Of the conversation at supper I remember little or nothing, only that it was free and light, each seeming to enjoy himself and the companion who reclined next to him. Aurelian, with a condescending grace which no one knows how better to assume than he, urged the wine upon his friends, as they appeared occasionally to forget it, offering frequently some new and unheard of kind, brought from Asia, Greece, or Africa, and which he would exalt to the skies for its 'flavor. More than once did he, as he is wont to do in his sportive mood, deceive us; for, calling upon us to fill our goblets with what he described as a liquor surpassing all of Italy, and which might serve for Hebe to pour out for the gods, and requiring us to drink it off in honor of Bacchus, Pan, or Ceres, we found upon lifting our cups to drain them that they had been charged with some colored and perfumed medicament more sour or bitter than the worst compound of the apothecary, or than massican overheated in the vats. These sallies, coming from the master of the world, were sure to be well received ; bis satellites, of whom not a few were near him, being ready to die with excess of laughter — the attendant slaves catching the jest, and enjoying it with noisy vociferation. I laughed with the rest, for it seems wise to propitiate, by any act not absolutely base, one whose ambitious and cruel nature, unless soothed and appeased by such offerings, is so prone to reveal itself in deeds of darkness.

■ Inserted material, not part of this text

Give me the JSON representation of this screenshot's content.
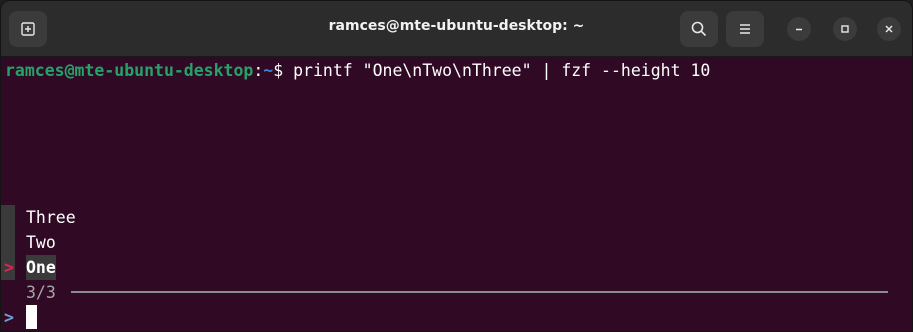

When the feast was nearly ended, and the attending slaves were employed in loading it for the last time with fruits, olives, and confections, a troop of eunuchs, richly habited, entered the apartment to the sound of flutes and horns, bearing upon a platter of gold an immense bowl or vase of the same metal, filled to the brim with wine, which they placed in the centre of the table, and then, at the command of the emperor, with a ladle of the same precious material and ornamented with gems, served out the wine to the company, At first, as the glittering pageant advanced, astonishment kept us mute, and caused us involuntarily to rise from our couches to watch the ceremony of introducing it and fixing it in its appointed place: for never before in Rome had there been seen, I am sure, a golden vessel of such size, or wrought with art so marvellous. The language of wonder and pleasure was heard, on every side, from every mouth. Even Livia and Julia, who in Palmyra had been used to the goblets and wine cups of the eastern Demetrius, showed amazement not less than the others at a magnificence and a beauty that surpassed all experience and all conception. Just above where the bowl was placed, hung the principal light, by which the table and the apartment were illuminated, which, falling in floods upon the wrought or polished gold and the thickly strewed diamonds, caused it lo blaze with a splendor which the eyes could hardly bear, and, till accustomed to it by gazing, prevented us from minutely examin